Tuesday August 14th - 9:57am
A groundbreaking study reveals that children with attention deficit hyperactivity disorder (ADHD ADD) who have sleep problems show significant improvement if they are treated with methylphenidate, a stimulant medication commonly used to treat ADHD symptoms in kids.
The study's lead authors, Dr. Ridha Joober and Reut Gruber, Ph.D., of Douglas Mental Health University Institute and McGill University in Montreal, Canada, looked at 37 children who were between the ages of six and 12 and who were diagnosed with ADHD. The children were given a placebo for one week, and were grouped according to their ability to sleep. Those children with ADHD who displayed a low sleep efficiency later showed improved performance after taking methylphenidate, as measured by the Continuous Performance Test (CPT), a standardized computer-administered task designed to assess sustained attention.
"It increase[d] their arousal level to a moderate level, which is presumed to facilitate vigilance performance," wrote Drs. Joober and Gruber, in the August issue of the journal <I>Sleep</I>, co-published by the American Academy of Sleep Medicine and the Sleep Research Society.
Experts generally recommend that children get a minimum of 10 hours of sleep per night. For much more on this topic, and to help your child fall and stay asleep at night, browse ADDitude's extensive archive of sleep strategies now.

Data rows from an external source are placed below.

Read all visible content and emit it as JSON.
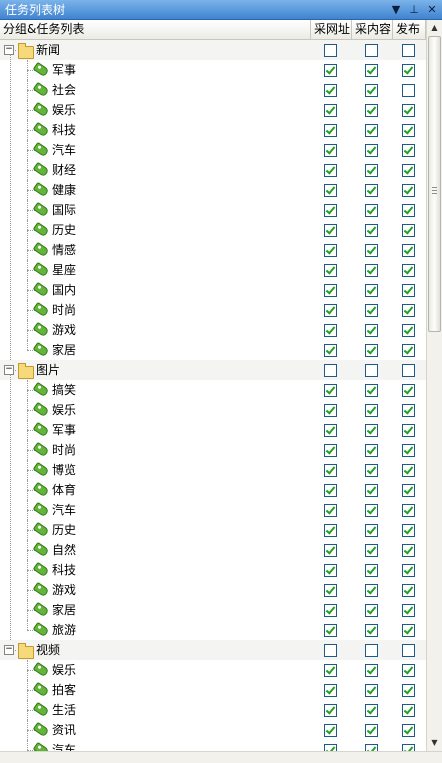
{
  "panel": {
    "title": "任务列表树",
    "buttons": [
      {
        "icon": "dropdown-icon",
        "glyph": "▼"
      },
      {
        "icon": "pin-icon",
        "glyph": "⊥"
      },
      {
        "icon": "close-icon",
        "glyph": "✕"
      }
    ]
  },
  "columns": {
    "name": "分组&任务列表",
    "col1": "采网址",
    "col2": "采内容",
    "col3": "发布"
  },
  "groups": [
    {
      "label": "新闻",
      "expanded": true,
      "checks": [
        false,
        false,
        false
      ],
      "items": [
        {
          "label": "军事",
          "checks": [
            true,
            true,
            true
          ]
        },
        {
          "label": "社会",
          "checks": [
            true,
            true,
            false
          ]
        },
        {
          "label": "娱乐",
          "checks": [
            true,
            true,
            true
          ]
        },
        {
          "label": "科技",
          "checks": [
            true,
            true,
            true
          ]
        },
        {
          "label": "汽车",
          "checks": [
            true,
            true,
            true
          ]
        },
        {
          "label": "财经",
          "checks": [
            true,
            true,
            true
          ]
        },
        {
          "label": "健康",
          "checks": [
            true,
            true,
            true
          ]
        },
        {
          "label": "国际",
          "checks": [
            true,
            true,
            true
          ]
        },
        {
          "label": "历史",
          "checks": [
            true,
            true,
            true
          ]
        },
        {
          "label": "情感",
          "checks": [
            true,
            true,
            true
          ]
        },
        {
          "label": "星座",
          "checks": [
            true,
            true,
            true
          ]
        },
        {
          "label": "国内",
          "checks": [
            true,
            true,
            true
          ]
        },
        {
          "label": "时尚",
          "checks": [
            true,
            true,
            true
          ]
        },
        {
          "label": "游戏",
          "checks": [
            true,
            true,
            true
          ]
        },
        {
          "label": "家居",
          "checks": [
            true,
            true,
            true
          ]
        }
      ]
    },
    {
      "label": "图片",
      "expanded": true,
      "checks": [
        false,
        false,
        false
      ],
      "items": [
        {
          "label": "搞笑",
          "checks": [
            true,
            true,
            true
          ]
        },
        {
          "label": "娱乐",
          "checks": [
            true,
            true,
            true
          ]
        },
        {
          "label": "军事",
          "checks": [
            true,
            true,
            true
          ]
        },
        {
          "label": "时尚",
          "checks": [
            true,
            true,
            true
          ]
        },
        {
          "label": "博览",
          "checks": [
            true,
            true,
            true
          ]
        },
        {
          "label": "体育",
          "checks": [
            true,
            true,
            true
          ]
        },
        {
          "label": "汽车",
          "checks": [
            true,
            true,
            true
          ]
        },
        {
          "label": "历史",
          "checks": [
            true,
            true,
            true
          ]
        },
        {
          "label": "自然",
          "checks": [
            true,
            true,
            true
          ]
        },
        {
          "label": "科技",
          "checks": [
            true,
            true,
            true
          ]
        },
        {
          "label": "游戏",
          "checks": [
            true,
            true,
            true
          ]
        },
        {
          "label": "家居",
          "checks": [
            true,
            true,
            true
          ]
        },
        {
          "label": "旅游",
          "checks": [
            true,
            true,
            true
          ]
        }
      ]
    },
    {
      "label": "视频",
      "expanded": true,
      "checks": [
        false,
        false,
        false
      ],
      "items": [
        {
          "label": "娱乐",
          "checks": [
            true,
            true,
            true
          ]
        },
        {
          "label": "拍客",
          "checks": [
            true,
            true,
            true
          ]
        },
        {
          "label": "生活",
          "checks": [
            true,
            true,
            true
          ]
        },
        {
          "label": "资讯",
          "checks": [
            true,
            true,
            true
          ]
        },
        {
          "label": "汽车",
          "checks": [
            true,
            true,
            true
          ]
        }
      ]
    }
  ],
  "scrollbar": {
    "up": "▲",
    "down": "▼"
  },
  "colors": {
    "title_bar": "#3f83d0",
    "check": "#21a121",
    "checkbox_border": "#1d5a8a"
  }
}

To learn more about the study, read the article at American Academy of Sleep Medicine's Web site.